**Prompt:**
Check each line of the entries for the string "screenshot". Report only how many lines have it.

Segment Start: Material to process

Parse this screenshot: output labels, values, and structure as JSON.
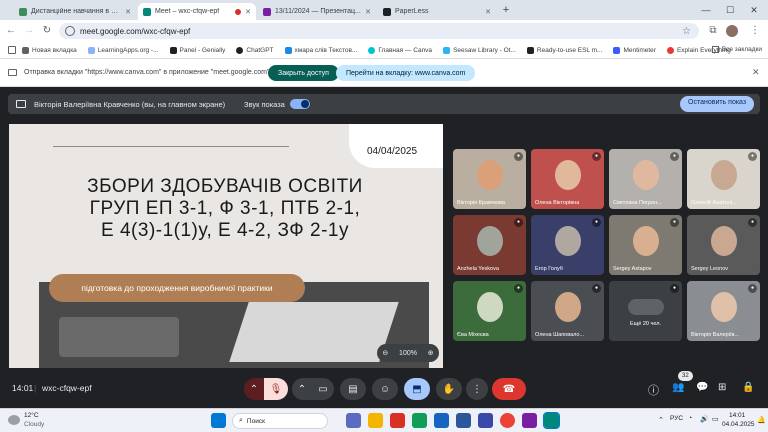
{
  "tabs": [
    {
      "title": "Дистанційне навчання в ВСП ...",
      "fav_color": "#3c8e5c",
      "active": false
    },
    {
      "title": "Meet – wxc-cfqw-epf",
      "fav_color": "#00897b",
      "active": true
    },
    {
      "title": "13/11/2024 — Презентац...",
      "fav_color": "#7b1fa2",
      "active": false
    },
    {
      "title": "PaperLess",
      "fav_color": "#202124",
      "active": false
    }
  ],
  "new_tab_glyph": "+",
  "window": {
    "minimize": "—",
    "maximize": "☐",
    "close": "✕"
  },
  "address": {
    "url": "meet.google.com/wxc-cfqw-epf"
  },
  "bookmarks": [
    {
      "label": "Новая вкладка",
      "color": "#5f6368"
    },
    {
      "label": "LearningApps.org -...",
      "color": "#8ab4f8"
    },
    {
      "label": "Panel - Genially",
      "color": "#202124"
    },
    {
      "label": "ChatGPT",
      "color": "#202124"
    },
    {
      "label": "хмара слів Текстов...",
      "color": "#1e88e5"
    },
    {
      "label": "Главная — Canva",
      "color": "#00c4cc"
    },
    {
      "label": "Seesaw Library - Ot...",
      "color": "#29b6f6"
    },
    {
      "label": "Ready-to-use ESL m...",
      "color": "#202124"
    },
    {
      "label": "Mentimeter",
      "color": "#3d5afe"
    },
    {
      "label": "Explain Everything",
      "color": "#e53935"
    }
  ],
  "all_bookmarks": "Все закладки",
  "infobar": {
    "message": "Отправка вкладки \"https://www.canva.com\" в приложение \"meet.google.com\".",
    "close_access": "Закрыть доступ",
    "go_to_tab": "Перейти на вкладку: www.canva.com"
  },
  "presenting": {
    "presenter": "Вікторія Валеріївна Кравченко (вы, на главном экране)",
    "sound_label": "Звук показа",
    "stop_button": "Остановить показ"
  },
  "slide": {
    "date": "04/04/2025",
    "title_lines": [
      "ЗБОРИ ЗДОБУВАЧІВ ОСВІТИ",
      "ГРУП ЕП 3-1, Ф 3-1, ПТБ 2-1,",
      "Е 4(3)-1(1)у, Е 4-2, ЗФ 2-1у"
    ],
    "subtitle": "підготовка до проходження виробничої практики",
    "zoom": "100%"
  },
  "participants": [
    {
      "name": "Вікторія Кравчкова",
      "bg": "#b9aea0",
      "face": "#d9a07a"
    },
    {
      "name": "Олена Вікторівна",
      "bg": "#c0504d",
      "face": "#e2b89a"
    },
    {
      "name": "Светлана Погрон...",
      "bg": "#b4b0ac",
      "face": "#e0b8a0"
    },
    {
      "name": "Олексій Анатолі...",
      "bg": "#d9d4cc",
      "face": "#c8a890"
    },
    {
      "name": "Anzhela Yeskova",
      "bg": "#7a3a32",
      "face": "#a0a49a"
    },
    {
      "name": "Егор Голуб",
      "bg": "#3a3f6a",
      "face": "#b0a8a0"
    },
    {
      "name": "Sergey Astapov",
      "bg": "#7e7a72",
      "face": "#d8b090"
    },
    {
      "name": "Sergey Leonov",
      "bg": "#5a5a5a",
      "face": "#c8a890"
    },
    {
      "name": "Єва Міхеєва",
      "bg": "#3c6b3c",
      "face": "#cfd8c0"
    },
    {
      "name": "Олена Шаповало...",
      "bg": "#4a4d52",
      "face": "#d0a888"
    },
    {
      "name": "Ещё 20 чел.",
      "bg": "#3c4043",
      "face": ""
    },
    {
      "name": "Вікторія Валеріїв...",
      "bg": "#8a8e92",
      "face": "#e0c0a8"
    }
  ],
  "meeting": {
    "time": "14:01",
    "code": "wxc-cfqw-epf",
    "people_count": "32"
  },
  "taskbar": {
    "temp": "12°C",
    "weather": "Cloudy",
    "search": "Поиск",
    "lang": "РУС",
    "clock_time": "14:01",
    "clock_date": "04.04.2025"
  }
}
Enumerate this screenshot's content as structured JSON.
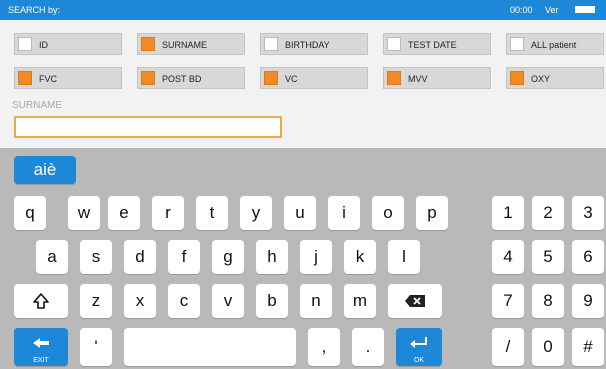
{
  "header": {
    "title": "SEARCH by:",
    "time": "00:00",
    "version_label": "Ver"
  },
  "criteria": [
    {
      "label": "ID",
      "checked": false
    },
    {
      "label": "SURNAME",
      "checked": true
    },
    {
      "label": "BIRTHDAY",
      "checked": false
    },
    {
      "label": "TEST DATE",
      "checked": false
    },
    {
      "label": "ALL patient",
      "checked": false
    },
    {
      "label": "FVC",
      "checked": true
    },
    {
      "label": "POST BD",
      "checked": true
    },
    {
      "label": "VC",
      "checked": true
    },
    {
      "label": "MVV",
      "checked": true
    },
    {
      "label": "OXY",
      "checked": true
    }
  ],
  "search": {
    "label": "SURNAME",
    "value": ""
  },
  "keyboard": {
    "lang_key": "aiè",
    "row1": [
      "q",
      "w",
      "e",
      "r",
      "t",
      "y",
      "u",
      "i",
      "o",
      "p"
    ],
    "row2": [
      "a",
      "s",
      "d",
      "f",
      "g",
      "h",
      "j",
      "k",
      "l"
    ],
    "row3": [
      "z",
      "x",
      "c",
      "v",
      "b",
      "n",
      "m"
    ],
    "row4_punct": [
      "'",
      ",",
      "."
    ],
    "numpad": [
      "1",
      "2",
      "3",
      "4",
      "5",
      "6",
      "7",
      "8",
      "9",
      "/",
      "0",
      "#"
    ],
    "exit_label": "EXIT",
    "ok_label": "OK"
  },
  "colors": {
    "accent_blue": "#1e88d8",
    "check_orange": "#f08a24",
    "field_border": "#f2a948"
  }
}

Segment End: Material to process
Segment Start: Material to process

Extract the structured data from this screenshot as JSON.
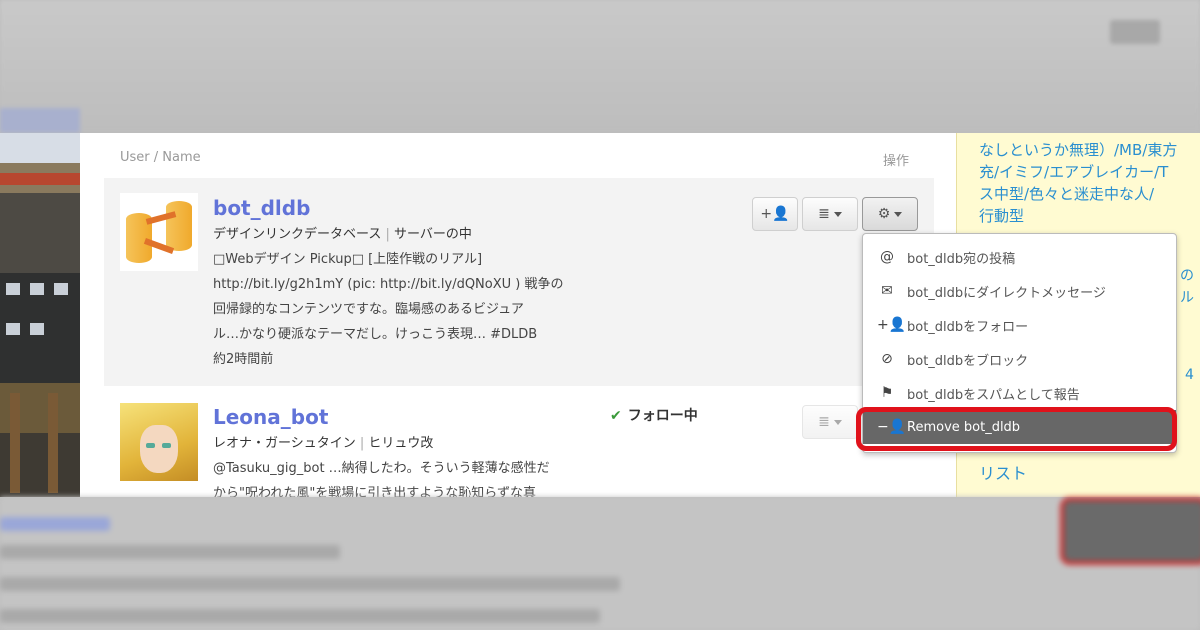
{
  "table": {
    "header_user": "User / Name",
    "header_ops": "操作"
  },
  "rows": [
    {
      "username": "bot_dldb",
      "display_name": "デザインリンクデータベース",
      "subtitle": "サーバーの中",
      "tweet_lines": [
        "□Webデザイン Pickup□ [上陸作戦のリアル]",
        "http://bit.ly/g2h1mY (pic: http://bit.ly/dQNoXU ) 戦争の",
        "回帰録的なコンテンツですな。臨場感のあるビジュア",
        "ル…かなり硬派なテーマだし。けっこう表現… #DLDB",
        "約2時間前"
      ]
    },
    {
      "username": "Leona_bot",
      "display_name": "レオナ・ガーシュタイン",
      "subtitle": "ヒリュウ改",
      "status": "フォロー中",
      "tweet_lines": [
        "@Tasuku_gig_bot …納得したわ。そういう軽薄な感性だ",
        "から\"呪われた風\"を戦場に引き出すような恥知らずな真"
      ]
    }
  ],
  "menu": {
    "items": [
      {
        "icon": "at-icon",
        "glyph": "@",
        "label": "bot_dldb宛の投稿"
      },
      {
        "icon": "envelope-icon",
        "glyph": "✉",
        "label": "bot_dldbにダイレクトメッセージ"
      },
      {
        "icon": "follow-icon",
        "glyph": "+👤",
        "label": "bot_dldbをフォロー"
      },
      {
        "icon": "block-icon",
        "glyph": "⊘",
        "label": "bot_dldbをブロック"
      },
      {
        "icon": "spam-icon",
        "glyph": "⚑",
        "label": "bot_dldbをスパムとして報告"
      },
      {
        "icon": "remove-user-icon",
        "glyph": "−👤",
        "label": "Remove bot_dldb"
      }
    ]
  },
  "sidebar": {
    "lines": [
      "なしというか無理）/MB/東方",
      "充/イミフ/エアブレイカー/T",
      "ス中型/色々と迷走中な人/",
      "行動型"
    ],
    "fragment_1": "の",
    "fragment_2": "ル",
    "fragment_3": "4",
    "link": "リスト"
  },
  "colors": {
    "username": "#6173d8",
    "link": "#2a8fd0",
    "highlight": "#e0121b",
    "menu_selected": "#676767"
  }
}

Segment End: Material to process

**Written answer:**
3